Another myth exploded.
Standing on the Pacific coast in California, a casual observer might find themselves thinking America had just severed close ties with its biggest trading partners.
Outside Los Angeles and Long Beach - the country's two biggest ports - a queue of container ships stretches to the horizon, waiting to dock and offload their wares.
But this clear evidence of a supply chain crisis has nothing to do with any Brexit-style rupture. Instead, it has been caused by global chaos as ports struggle to recover from Covid shutdowns and the world struggles with a massive shortage of lorry drivers.
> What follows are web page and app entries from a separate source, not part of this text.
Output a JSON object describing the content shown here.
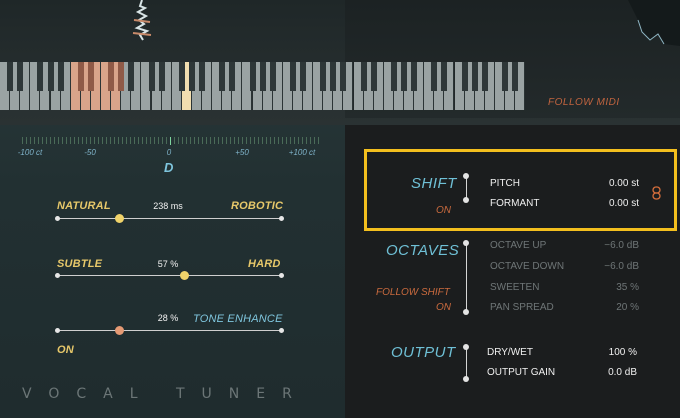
{
  "keyboard": {
    "follow_midi": "FOLLOW MIDI"
  },
  "meter": {
    "labels": [
      "-100 ct",
      "-50",
      "0",
      "+50",
      "+100 ct"
    ],
    "note": "D"
  },
  "sliders": [
    {
      "left_label": "NATURAL",
      "right_label": "ROBOTIC",
      "value": "238 ms",
      "position": 0.28,
      "thumb_color": "#f0d36a"
    },
    {
      "left_label": "SUBTLE",
      "right_label": "HARD",
      "value": "57 %",
      "position": 0.57,
      "thumb_color": "#f0d36a"
    },
    {
      "left_label": "ON",
      "right_label": "TONE ENHANCE",
      "value": "28 %",
      "position": 0.28,
      "thumb_color": "#e59a74"
    }
  ],
  "footer": {
    "title": "VOCAL TUNER"
  },
  "shift": {
    "title": "SHIFT",
    "status": "ON",
    "params": [
      {
        "name": "PITCH",
        "value": "0.00 st"
      },
      {
        "name": "FORMANT",
        "value": "0.00 st"
      }
    ]
  },
  "octaves": {
    "title": "OCTAVES",
    "follow_label": "FOLLOW SHIFT",
    "status": "ON",
    "params": [
      {
        "name": "OCTAVE UP",
        "value": "−6.0 dB"
      },
      {
        "name": "OCTAVE DOWN",
        "value": "−6.0 dB"
      },
      {
        "name": "SWEETEN",
        "value": "35 %"
      },
      {
        "name": "PAN SPREAD",
        "value": "20 %"
      }
    ]
  },
  "output": {
    "title": "OUTPUT",
    "params": [
      {
        "name": "DRY/WET",
        "value": "100 %"
      },
      {
        "name": "OUTPUT GAIN",
        "value": "0.0 dB"
      }
    ]
  },
  "colors": {
    "accent_yellow": "#e7c86a",
    "accent_blue": "#6fc0d6",
    "accent_orange": "#c96a3e",
    "highlight": "#f3bf1e"
  },
  "icons": {
    "link": "link-icon"
  }
}
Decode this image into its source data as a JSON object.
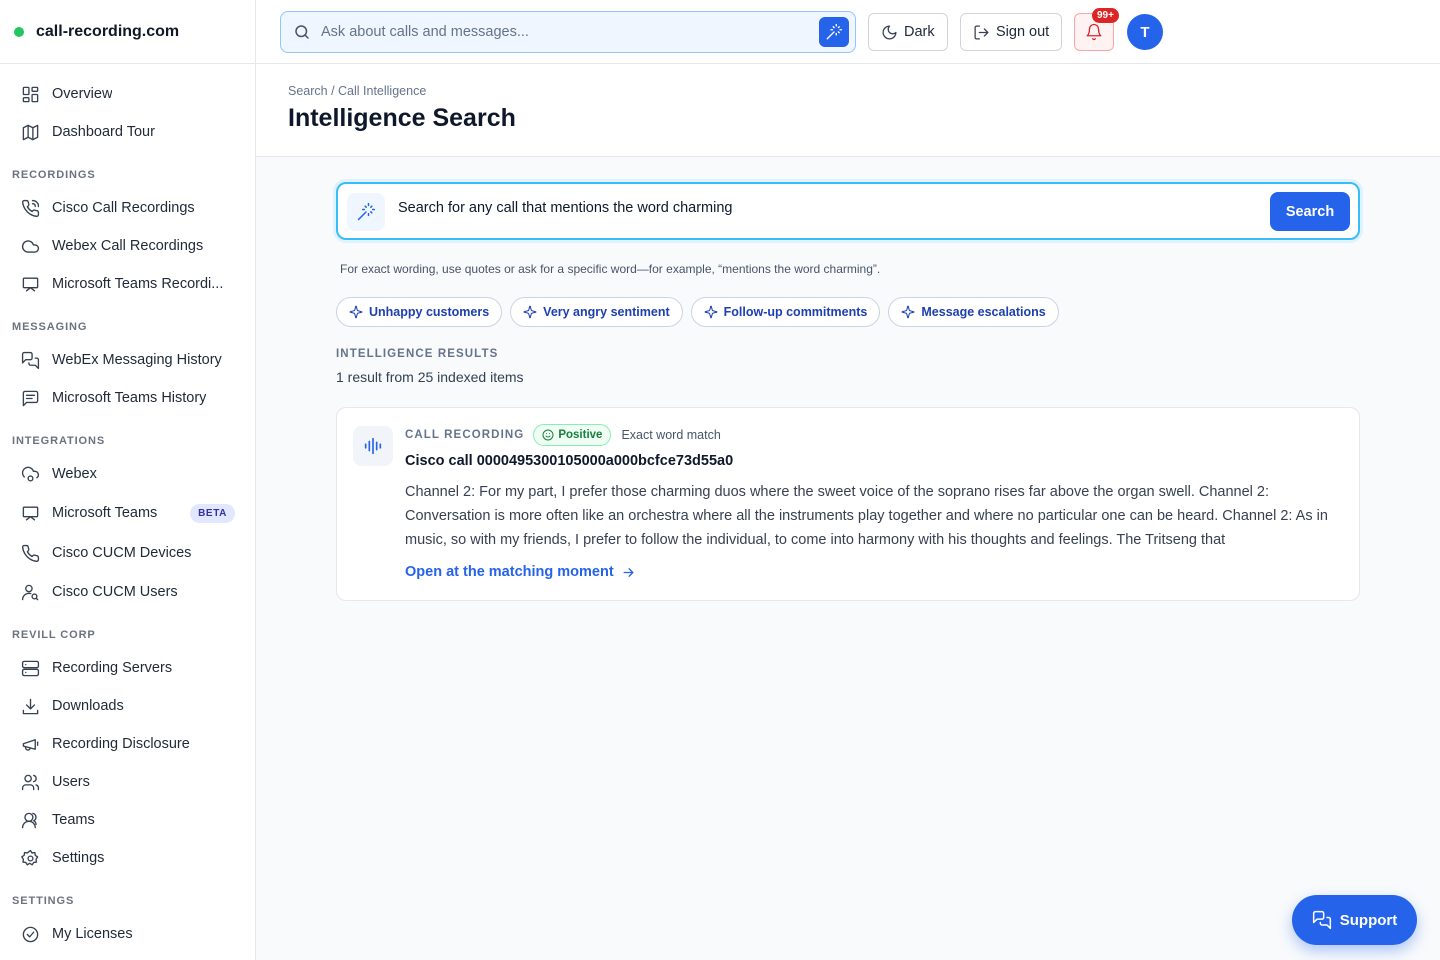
{
  "brand": {
    "name": "call-recording.com",
    "status_color": "#22c55e"
  },
  "sidebar": {
    "top_items": [
      {
        "label": "Overview",
        "icon": "grid-icon"
      },
      {
        "label": "Dashboard Tour",
        "icon": "map-icon"
      }
    ],
    "sections": [
      {
        "title": "RECORDINGS",
        "items": [
          {
            "label": "Cisco Call Recordings",
            "icon": "phone-call-icon"
          },
          {
            "label": "Webex Call Recordings",
            "icon": "cloud-icon"
          },
          {
            "label": "Microsoft Teams Recordi...",
            "icon": "monitor-icon"
          }
        ]
      },
      {
        "title": "MESSAGING",
        "items": [
          {
            "label": "WebEx Messaging History",
            "icon": "messages-icon"
          },
          {
            "label": "Microsoft Teams History",
            "icon": "message-square-text-icon"
          }
        ]
      },
      {
        "title": "INTEGRATIONS",
        "items": [
          {
            "label": "Webex",
            "icon": "cloud-cog-icon"
          },
          {
            "label": "Microsoft Teams",
            "icon": "monitor-icon",
            "badge": "BETA"
          },
          {
            "label": "Cisco CUCM Devices",
            "icon": "phone-icon"
          },
          {
            "label": "Cisco CUCM Users",
            "icon": "user-search-icon"
          }
        ]
      },
      {
        "title": "REVILL CORP",
        "items": [
          {
            "label": "Recording Servers",
            "icon": "server-icon"
          },
          {
            "label": "Downloads",
            "icon": "download-icon"
          },
          {
            "label": "Recording Disclosure",
            "icon": "megaphone-icon"
          },
          {
            "label": "Users",
            "icon": "users-icon"
          },
          {
            "label": "Teams",
            "icon": "user-group-icon"
          },
          {
            "label": "Settings",
            "icon": "gear-icon"
          }
        ]
      },
      {
        "title": "SETTINGS",
        "items": [
          {
            "label": "My Licenses",
            "icon": "check-circle-icon"
          }
        ]
      }
    ]
  },
  "topbar": {
    "search_placeholder": "Ask about calls and messages...",
    "dark_label": "Dark",
    "signout_label": "Sign out",
    "notification_badge": "99+",
    "avatar_initial": "T"
  },
  "page": {
    "breadcrumb": "Search / Call Intelligence",
    "title": "Intelligence Search"
  },
  "search": {
    "query": "Search for any call that mentions the word charming",
    "button_label": "Search",
    "hint": "For exact wording, use quotes or ask for a specific word—for example, “mentions the word charming”.",
    "suggestions": [
      "Unhappy customers",
      "Very angry sentiment",
      "Follow-up commitments",
      "Message escalations"
    ]
  },
  "results": {
    "title": "INTELLIGENCE RESULTS",
    "count_text": "1 result from 25 indexed items",
    "items": [
      {
        "type": "CALL RECORDING",
        "sentiment": "Positive",
        "match_type": "Exact word match",
        "title": "Cisco call 0000495300105000a000bcfce73d55a0",
        "snippet": "Channel 2: For my part, I prefer those charming duos where the sweet voice of the soprano rises far above the organ swell. Channel 2: Conversation is more often like an orchestra where all the instruments play together and where no particular one can be heard. Channel 2: As in music, so with my friends, I prefer to follow the individual, to come into harmony with his thoughts and feelings. The Tritseng that",
        "link_label": "Open at the matching moment"
      }
    ]
  },
  "support": {
    "label": "Support"
  },
  "colors": {
    "accent": "#2563eb",
    "danger": "#dc2626",
    "success": "#15803d"
  }
}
The turmoil in America is linked directly to disruption in Britain which critics here are keen to blame on our departure from the European Union - despite clear evidence of the same issues not just in LA, but across the Continent as well.
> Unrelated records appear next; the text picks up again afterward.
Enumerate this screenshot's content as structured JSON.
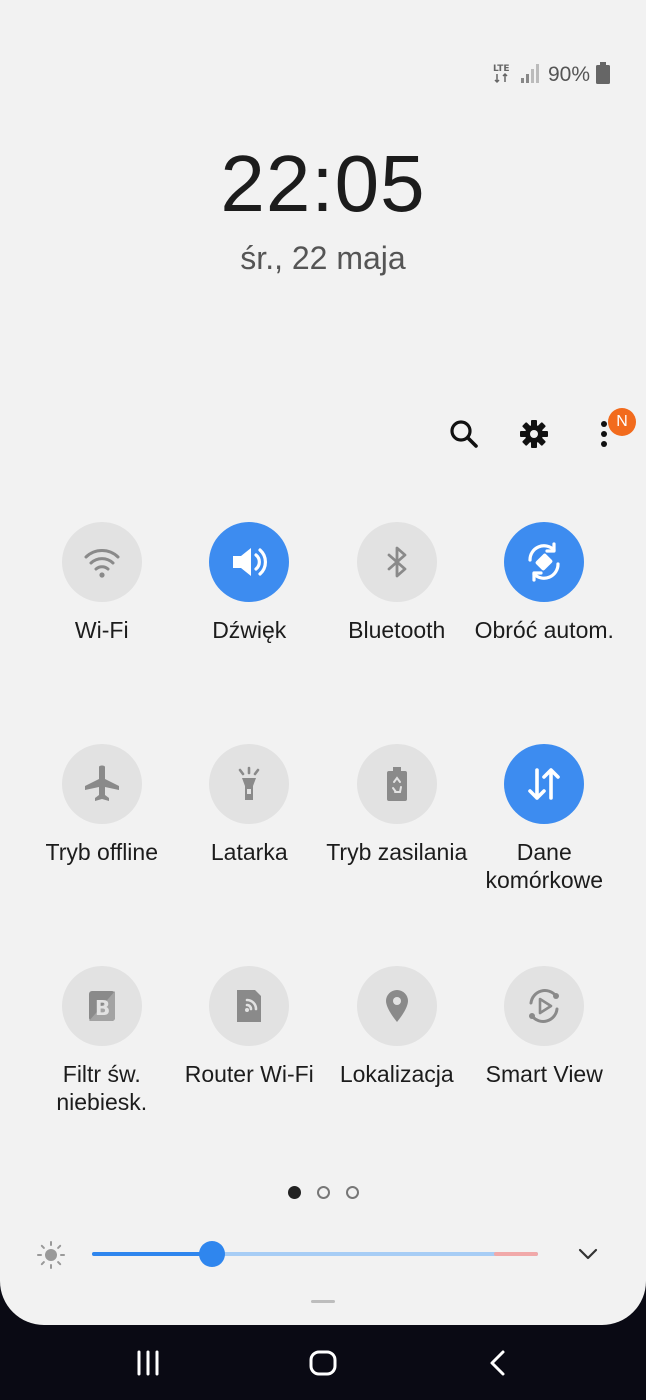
{
  "status": {
    "network": "LTE",
    "battery_percent": "90%"
  },
  "clock": {
    "time": "22:05",
    "date": "śr., 22 maja"
  },
  "toolbar": {
    "notification_badge": "N"
  },
  "tiles": [
    {
      "label": "Wi-Fi",
      "on": false,
      "icon": "wifi-icon"
    },
    {
      "label": "Dźwięk",
      "on": true,
      "icon": "sound-icon"
    },
    {
      "label": "Bluetooth",
      "on": false,
      "icon": "bluetooth-icon"
    },
    {
      "label": "Obróć autom.",
      "on": true,
      "icon": "auto-rotate-icon"
    },
    {
      "label": "Tryb offline",
      "on": false,
      "icon": "airplane-icon"
    },
    {
      "label": "Latarka",
      "on": false,
      "icon": "flashlight-icon"
    },
    {
      "label": "Tryb zasilania",
      "on": false,
      "icon": "power-mode-icon"
    },
    {
      "label": "Dane komórkowe",
      "on": true,
      "icon": "mobile-data-icon"
    },
    {
      "label": "Filtr św. niebiesk.",
      "on": false,
      "icon": "blue-light-filter-icon"
    },
    {
      "label": "Router Wi-Fi",
      "on": false,
      "icon": "wifi-hotspot-icon"
    },
    {
      "label": "Lokalizacja",
      "on": false,
      "icon": "location-icon"
    },
    {
      "label": "Smart View",
      "on": false,
      "icon": "smart-view-icon"
    }
  ],
  "pager": {
    "pages": 3,
    "active": 0
  },
  "brightness": {
    "level": 0.27
  },
  "colors": {
    "accent": "#3d8cf0",
    "tile_off": "#e2e2e2",
    "panel": "#f2f2f2"
  }
}
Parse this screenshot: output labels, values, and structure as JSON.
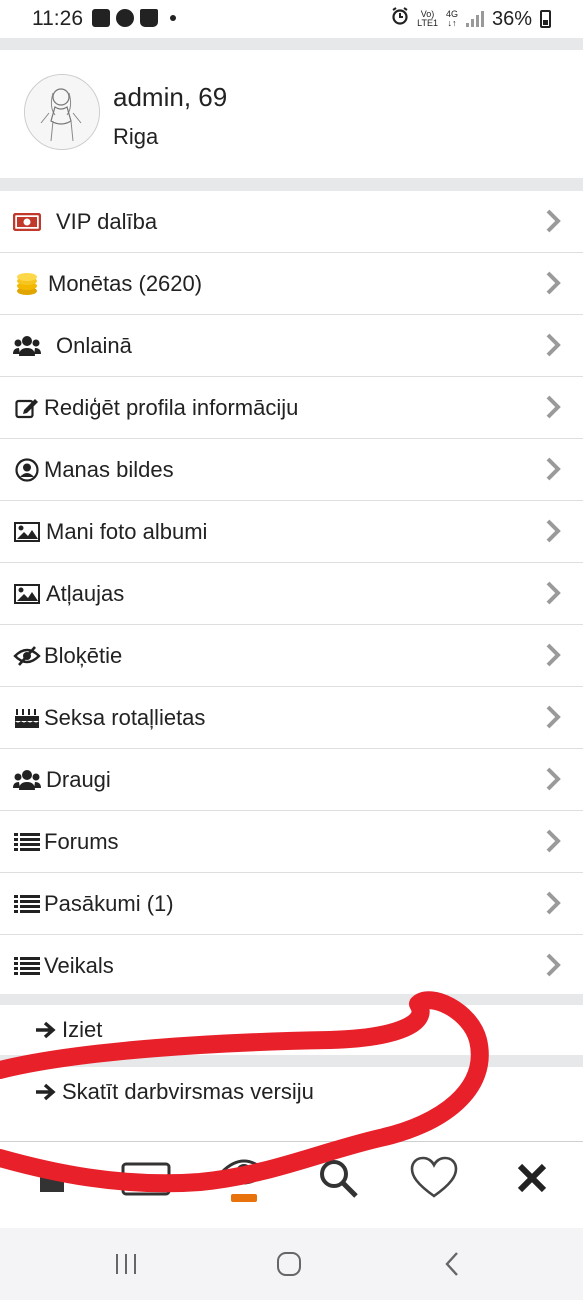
{
  "status": {
    "time": "11:26",
    "volte": "Vo)",
    "lte": "LTE1",
    "network": "4G",
    "battery": "36%"
  },
  "profile": {
    "name": "admin, 69",
    "city": "Riga"
  },
  "menu": {
    "items": [
      {
        "label": "VIP dalība",
        "icon": "money-icon"
      },
      {
        "label": "Monētas (2620)",
        "icon": "coins-icon"
      },
      {
        "label": "Onlainā",
        "icon": "users-icon"
      },
      {
        "label": "Rediģēt profila informāciju",
        "icon": "edit-icon"
      },
      {
        "label": "Manas bildes",
        "icon": "user-circle-icon"
      },
      {
        "label": "Mani foto albumi",
        "icon": "image-icon"
      },
      {
        "label": "Atļaujas",
        "icon": "image-icon"
      },
      {
        "label": "Bloķētie",
        "icon": "eye-slash-icon"
      },
      {
        "label": "Seksa rotaļlietas",
        "icon": "birthday-cake-icon"
      },
      {
        "label": "Draugi",
        "icon": "users-icon"
      },
      {
        "label": "Forums",
        "icon": "list-icon"
      },
      {
        "label": "Pasākumi (1)",
        "icon": "list-icon"
      },
      {
        "label": "Veikals",
        "icon": "list-icon"
      }
    ]
  },
  "footer_links": {
    "logout": "Iziet",
    "desktop": "Skatīt darbvirsmas versiju"
  },
  "bottom_nav": [
    "home-icon",
    "inbox-icon",
    "eye-icon",
    "search-icon",
    "heart-icon",
    "close-icon"
  ],
  "colors": {
    "section_gap": "#e7e8ea",
    "text": "#222222",
    "chevron": "#9a9a9a",
    "scribble": "#e8202a"
  }
}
“Britain is by no means alone in suffering these problems, there have been issues at Rotterdam, Hamburg and Antwerp, and we have not been so badly hit as some which have much bigger volumes going through them as containers hang around for longer,” says Richard Ballantyne, chief executive of the British Ports Association.
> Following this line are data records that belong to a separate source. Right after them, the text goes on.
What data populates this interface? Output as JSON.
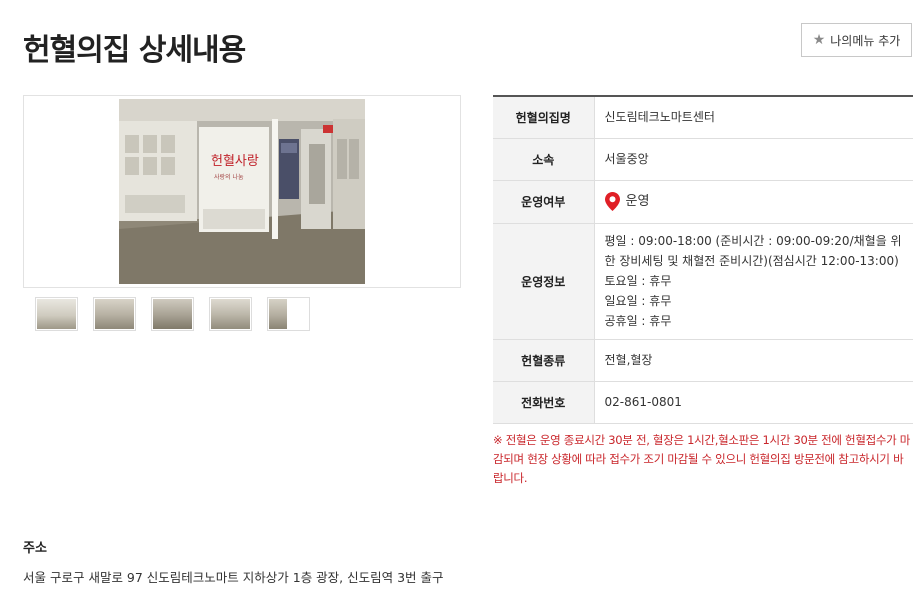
{
  "header": {
    "title": "헌혈의집 상세내용",
    "mymenu_label": "나의메뉴 추가",
    "mymenu_icon": "star-icon"
  },
  "gallery": {
    "main_alt": "신도림테크노마트센터 전경",
    "thumbnail_count": 5
  },
  "info": {
    "rows": [
      {
        "label": "헌혈의집명",
        "value": "신도림테크노마트센터"
      },
      {
        "label": "소속",
        "value": "서울중앙"
      },
      {
        "label": "운영여부",
        "value": "운영",
        "icon": "location-pin-icon",
        "icon_color": "#e01f26"
      },
      {
        "label": "운영정보",
        "lines": [
          "평일 : 09:00-18:00 (준비시간 : 09:00-09:20/채혈을 위한 장비세팅 및 채혈전 준비시간)(점심시간 12:00-13:00)",
          "토요일 : 휴무",
          "일요일 : 휴무",
          "공휴일 : 휴무"
        ]
      },
      {
        "label": "헌혈종류",
        "value": "전혈,혈장"
      },
      {
        "label": "전화번호",
        "value": "02-861-0801"
      }
    ]
  },
  "notice": "※ 전혈은 운영 종료시간 30분 전, 혈장은 1시간,혈소판은 1시간 30분 전에 헌혈접수가 마감되며 현장 상황에 따라 접수가 조기 마감될 수 있으니 헌혈의집 방문전에 참고하시기 바랍니다.",
  "address": {
    "title": "주소",
    "text": "서울 구로구 새말로 97 신도림테크노마트 지하상가 1층 광장, 신도림역 3번 출구"
  },
  "colors": {
    "notice": "#c9262b",
    "table_header_bg": "#f3f3f3",
    "status_pin": "#e01f26"
  }
}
“This is not a Brexit issue - rather than the haulage problem - and it’s unfair to say that border controls resulting from leaving the EU are a cause of this.”